I sent off a quick tweet: “If this is evangelicalism — I am out.”

Five days later, I could barely muster the will to attend services at my central Pennsylvania evangelical megachurch. As I stood singing Christian worship songs, I looked around the room and realized that there was a strong possibility, if the reports and polls were correct, that eight out of every 10 people in that sanctuary — my brothers and sisters in my community of faith — had voted for Trump.

I eventually calmed down and decided that, at least for now, I would still use the word “evangelical” to describe my religious faith. The word best captures my belief in the “good news” of the Gospel of Jesus Christ. I have experienced the life-transforming message of this Gospel and I have seen its power in the lives of others.

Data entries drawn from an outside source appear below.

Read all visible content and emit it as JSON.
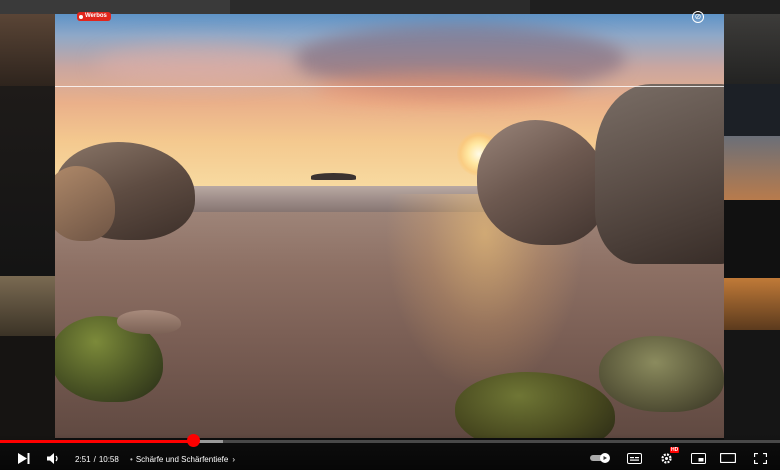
{
  "badge": {
    "label": "Werbos"
  },
  "player": {
    "current_time": "2:51",
    "separator": "/",
    "duration": "10:58",
    "chapter": "Schärfe und Schärfentiefe",
    "chapter_arrow": "›",
    "progress_fraction": 0.248,
    "loaded_fraction": 0.286
  },
  "icons": {
    "top_right": "hide-icon",
    "next": "next-icon",
    "volume": "volume-icon",
    "autoplay": "autoplay-toggle-icon",
    "subtitles": "subtitles-icon",
    "settings": "gear-icon",
    "miniplayer": "miniplayer-icon",
    "theater": "theater-icon",
    "fullscreen": "fullscreen-icon"
  },
  "settings_badge": "HD",
  "colors": {
    "accent": "#ff0000",
    "badge": "#e1261c"
  }
}
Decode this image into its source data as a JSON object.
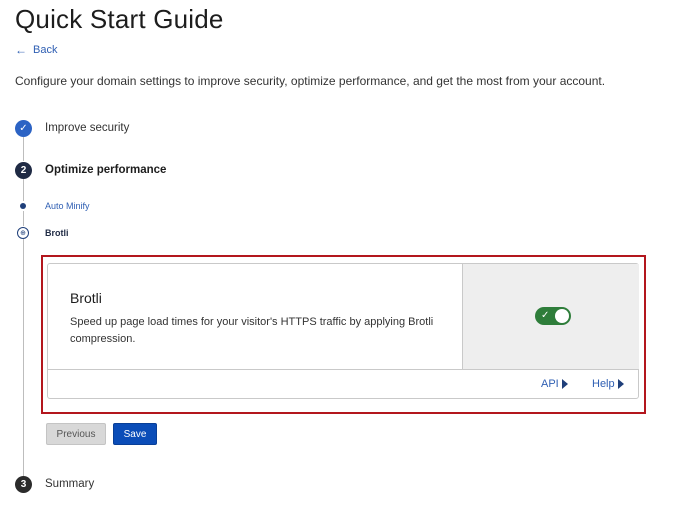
{
  "header": {
    "title": "Quick Start Guide",
    "back_label": "Back",
    "intro": "Configure your domain settings to improve security, optimize performance, and get the most from your account."
  },
  "steps": [
    {
      "number": "1",
      "label": "Improve security",
      "state": "completed",
      "icon": "checkmark-icon"
    },
    {
      "number": "2",
      "label": "Optimize performance",
      "state": "active"
    },
    {
      "number": "3",
      "label": "Summary",
      "state": "upcoming"
    }
  ],
  "substeps": [
    {
      "label": "Auto Minify",
      "state": "completed"
    },
    {
      "label": "Brotli",
      "state": "current"
    }
  ],
  "card": {
    "title": "Brotli",
    "description": "Speed up page load times for your visitor's HTTPS traffic by applying Brotli compression.",
    "toggle_on": true,
    "api_label": "API",
    "help_label": "Help"
  },
  "actions": {
    "previous_label": "Previous",
    "save_label": "Save"
  },
  "colors": {
    "accent": "#2c63c4",
    "toggle_on": "#2e7d3a",
    "highlight": "#b3161d",
    "save_button": "#0b4db8"
  }
}
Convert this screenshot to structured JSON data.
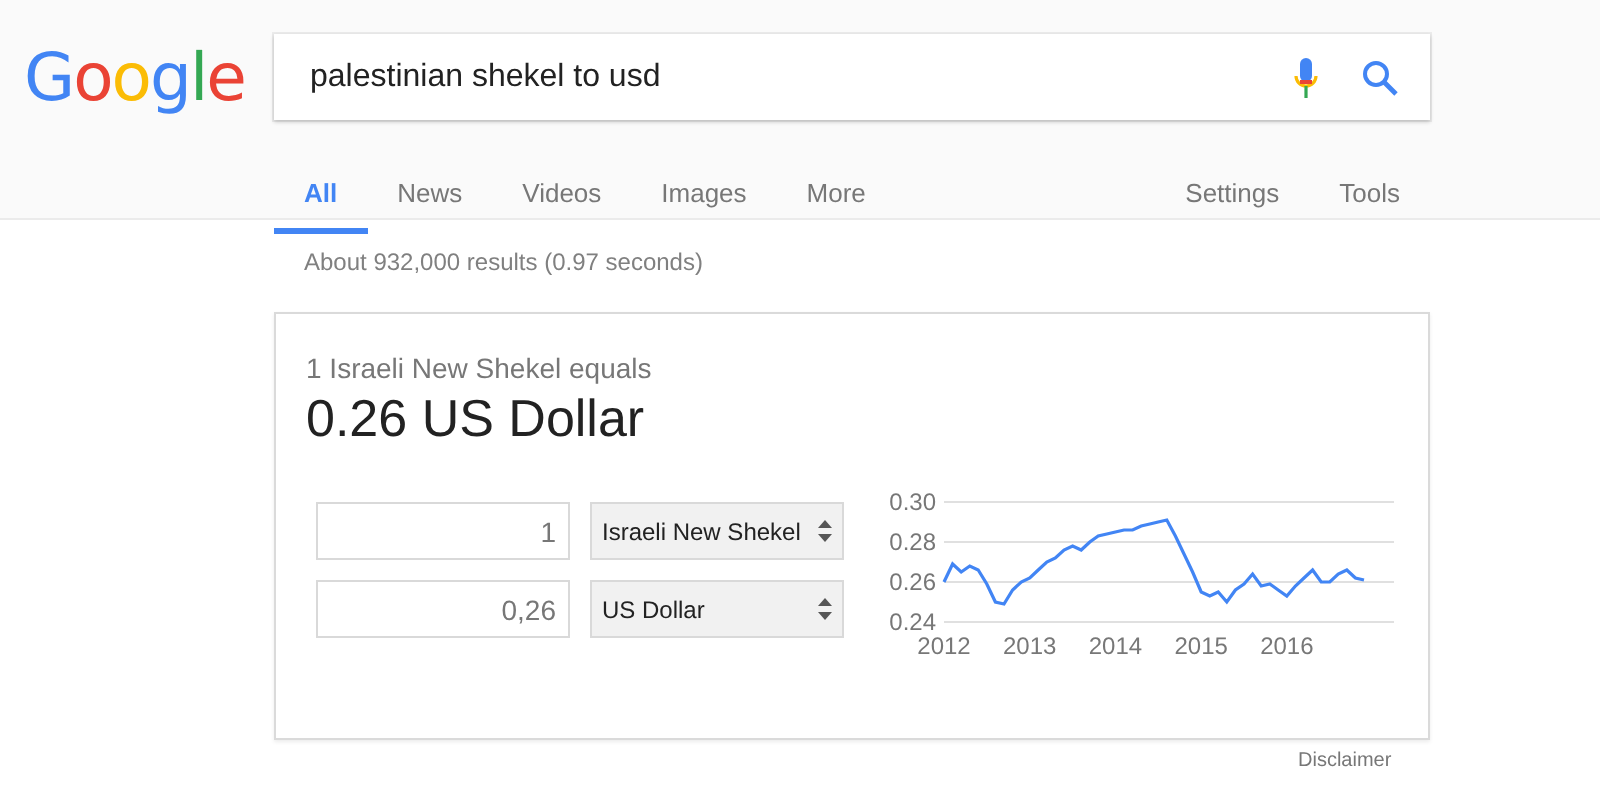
{
  "logo": "Google",
  "search": {
    "value": "palestinian shekel to usd"
  },
  "tabs": [
    {
      "label": "All",
      "selected": true
    },
    {
      "label": "News",
      "selected": false
    },
    {
      "label": "Videos",
      "selected": false
    },
    {
      "label": "Images",
      "selected": false
    },
    {
      "label": "More",
      "selected": false
    }
  ],
  "tools": [
    "Settings",
    "Tools"
  ],
  "result_stats": "About 932,000 results (0.97 seconds)",
  "converter": {
    "subtitle": "1 Israeli New Shekel equals",
    "result": "0.26 US Dollar",
    "rows": [
      {
        "amount": "1",
        "currency": "Israeli New Shekel"
      },
      {
        "amount": "0,26",
        "currency": "US Dollar"
      }
    ],
    "chart_data": {
      "type": "line",
      "x": [
        2012.0,
        2012.1,
        2012.2,
        2012.3,
        2012.4,
        2012.5,
        2012.6,
        2012.7,
        2012.8,
        2012.9,
        2013.0,
        2013.1,
        2013.2,
        2013.3,
        2013.4,
        2013.5,
        2013.6,
        2013.7,
        2013.8,
        2013.9,
        2014.0,
        2014.1,
        2014.2,
        2014.3,
        2014.4,
        2014.5,
        2014.6,
        2014.7,
        2014.8,
        2014.9,
        2015.0,
        2015.1,
        2015.2,
        2015.3,
        2015.4,
        2015.5,
        2015.6,
        2015.7,
        2015.8,
        2015.9,
        2016.0,
        2016.1,
        2016.2,
        2016.3,
        2016.4,
        2016.5,
        2016.6,
        2016.7,
        2016.8,
        2016.9
      ],
      "series": [
        {
          "color": "#4285f4",
          "values": [
            0.26,
            0.269,
            0.265,
            0.268,
            0.266,
            0.259,
            0.25,
            0.249,
            0.256,
            0.26,
            0.262,
            0.266,
            0.27,
            0.272,
            0.276,
            0.278,
            0.276,
            0.28,
            0.283,
            0.284,
            0.285,
            0.286,
            0.286,
            0.288,
            0.289,
            0.29,
            0.291,
            0.283,
            0.274,
            0.265,
            0.255,
            0.253,
            0.255,
            0.25,
            0.256,
            0.259,
            0.264,
            0.258,
            0.259,
            0.256,
            0.253,
            0.258,
            0.262,
            0.266,
            0.26,
            0.26,
            0.264,
            0.266,
            0.262,
            0.261
          ]
        }
      ],
      "xlim": [
        2012,
        2017.25
      ],
      "ylim": [
        0.24,
        0.3
      ],
      "yticks": [
        {
          "value": 0.24,
          "label": "0.24"
        },
        {
          "value": 0.26,
          "label": "0.26"
        },
        {
          "value": 0.28,
          "label": "0.28"
        },
        {
          "value": 0.3,
          "label": "0.30"
        }
      ],
      "xticks": [
        2012,
        2013,
        2014,
        2015,
        2016
      ]
    }
  },
  "disclaimer": "Disclaimer"
}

My raw emotions gave way to my training as a historian and my study of American religion. My distress about Trump’s election did not wane, but I should have seen this coming. Trump’s win was just the latest manifestation of a long-standing evangelical approach to politics.

Read the rest here.

Yesterday’s Piece in *USA Today*

Trump court evangelicals

Yesterday USA Today published a piece I wrote about Trump and evangelicals.  The editors chose the following title: “White evangelicals fear the future and yearn for the past.  Of course Trump is their hero.”  The article draws heavily from the introduction to Believe Me: The Evangelical Road to Donald Trump.

Here is a taste:

Donald Trump is about to name his second conservative Supreme Court justice now that Anthony Kennedy is retiring. Conservative evangelicals are celebrating. They have been waiting, to quote the Old Testament book of Esther, “for a time such as this.”

For the last year I have been thinking deeply about why so many of my fellow evangelical Christians support Donald Trump.

I have wondered why they backed his zero-tolerance immigration plan that separated families at the border. I have tried to make sense of why some of them give him a “mulligan” (to use Family Research Council President Tony Perkins’ now famous phrase) for his alleged adulterous affair with adult film star Stormy Daniels. Why did so many evangelicals remain silent, or offer tepid and qualified responses, when Trump equated white supremacists and their opponents in Charlottesville, Virginia last summer?

What kind of power does Trump hold over men and women who claim to be followers of Jesus Christ? Evangelical support for Trump goes much deeper than simply a few Supreme Court justices.

Read the entire piece here.

Believe Me 3d

My Column at *USA Today*: Evangelicals Are the Prize in South Carolina

e3b01-cruz-at-value-voters-summit-2015

I am told that this piece will be in the print edition of USA Today later this week, but in the meantime, you can read “Evangelicals are the prize in S.C.” online at usatoday.com

Regular readers of The Way of Improvement Leads Home will find little new here.  I have been writing about these themes for the last several months.

Here is a taste:

…Whatever evangelical votes Kasich wins in South Carolina and beyond will be votes taken away from Rubio. The Florida senator has put together a religious liberty advisory board made up of scholars and religious leaders from the evangelical thinking class. This suggests that he is targeting suburban evangelicals who normally avoid Pentecostal prayer meetings and change the channel when televangelists show up on their big screens. They read religious opinion pieces in The Wall Street Journal and subscribe to Christianity Today.

These are evangelicals who send their kids to schools like Wheaton College (the alma mater of Eric Teetsel, Rubio’s Director of Faith Outreach) or Moody Bible Institute or even Liberty University (despite Jerry Falwell Jr.’s endorsement of Trump). In South Carolina they relate more to the warm-hearted piety of Columbia International University (formerly Columbia Bible College) than the militant fundamentalism of Bob Jones University. These evangelicals attend churches with pastors who have seminary degrees from places like Fuller Theological Seminary,Dallas Theological Seminary, Gordon-Conwell Theological Seminary, Southern Seminary, and Trinity Evangelical Divinity School.

Read the entire column here.